··· RECORDS

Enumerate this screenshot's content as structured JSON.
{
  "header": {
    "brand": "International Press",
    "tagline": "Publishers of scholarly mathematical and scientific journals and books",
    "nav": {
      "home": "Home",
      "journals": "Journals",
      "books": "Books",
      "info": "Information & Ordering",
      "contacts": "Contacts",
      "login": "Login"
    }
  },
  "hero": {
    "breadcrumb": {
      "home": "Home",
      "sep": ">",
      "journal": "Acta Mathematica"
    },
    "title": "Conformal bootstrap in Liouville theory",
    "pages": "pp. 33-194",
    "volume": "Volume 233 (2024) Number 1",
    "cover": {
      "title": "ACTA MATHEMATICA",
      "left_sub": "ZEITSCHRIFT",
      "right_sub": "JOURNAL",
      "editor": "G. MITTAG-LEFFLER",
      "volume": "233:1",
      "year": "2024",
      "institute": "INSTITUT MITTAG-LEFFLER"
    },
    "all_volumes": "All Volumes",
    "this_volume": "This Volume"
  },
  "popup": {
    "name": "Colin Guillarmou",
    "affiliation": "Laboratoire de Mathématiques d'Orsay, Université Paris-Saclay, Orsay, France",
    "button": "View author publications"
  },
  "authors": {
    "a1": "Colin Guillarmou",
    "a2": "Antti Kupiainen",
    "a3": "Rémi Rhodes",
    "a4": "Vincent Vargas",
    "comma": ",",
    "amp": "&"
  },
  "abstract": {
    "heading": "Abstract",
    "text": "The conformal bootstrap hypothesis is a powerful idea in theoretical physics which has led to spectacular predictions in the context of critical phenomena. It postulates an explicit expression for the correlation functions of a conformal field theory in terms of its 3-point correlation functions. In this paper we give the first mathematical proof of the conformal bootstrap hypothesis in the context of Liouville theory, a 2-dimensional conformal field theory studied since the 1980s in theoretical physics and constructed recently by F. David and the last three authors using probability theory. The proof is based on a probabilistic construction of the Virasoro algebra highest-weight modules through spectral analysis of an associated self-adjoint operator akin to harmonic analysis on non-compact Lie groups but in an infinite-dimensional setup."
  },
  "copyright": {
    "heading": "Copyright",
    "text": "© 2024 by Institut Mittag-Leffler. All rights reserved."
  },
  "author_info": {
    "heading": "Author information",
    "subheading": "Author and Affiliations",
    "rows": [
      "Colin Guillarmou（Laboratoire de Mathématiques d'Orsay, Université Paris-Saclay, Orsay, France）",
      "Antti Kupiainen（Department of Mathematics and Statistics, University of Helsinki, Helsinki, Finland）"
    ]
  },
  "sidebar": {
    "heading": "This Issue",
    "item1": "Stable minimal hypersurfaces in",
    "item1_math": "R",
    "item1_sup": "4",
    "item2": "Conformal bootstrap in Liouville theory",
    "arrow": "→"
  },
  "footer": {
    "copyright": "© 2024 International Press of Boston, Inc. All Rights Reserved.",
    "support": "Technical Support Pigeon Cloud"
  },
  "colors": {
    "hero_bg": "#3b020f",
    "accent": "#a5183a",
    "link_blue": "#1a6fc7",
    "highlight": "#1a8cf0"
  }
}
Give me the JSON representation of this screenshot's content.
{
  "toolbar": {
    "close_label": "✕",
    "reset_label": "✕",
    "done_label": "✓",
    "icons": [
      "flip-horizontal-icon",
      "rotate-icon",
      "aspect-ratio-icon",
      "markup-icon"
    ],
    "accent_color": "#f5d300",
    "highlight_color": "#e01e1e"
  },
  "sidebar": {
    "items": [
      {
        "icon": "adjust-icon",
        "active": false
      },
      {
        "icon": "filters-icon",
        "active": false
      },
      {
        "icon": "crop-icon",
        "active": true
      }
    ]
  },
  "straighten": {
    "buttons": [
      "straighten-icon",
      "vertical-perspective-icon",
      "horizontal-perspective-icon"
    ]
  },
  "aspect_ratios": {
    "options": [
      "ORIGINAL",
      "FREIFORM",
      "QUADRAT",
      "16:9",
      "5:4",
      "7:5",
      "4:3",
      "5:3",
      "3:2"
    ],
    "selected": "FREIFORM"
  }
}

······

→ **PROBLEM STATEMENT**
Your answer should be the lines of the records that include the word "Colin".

→ **ANSWER TO THIS TASK**
    "name": "Colin Guillarmou",
    "a1": "Colin Guillarmou",
      "Colin Guillarmou（Laboratoire de Mathématiques d'Orsay, Université Paris-Saclay, Orsay, France）",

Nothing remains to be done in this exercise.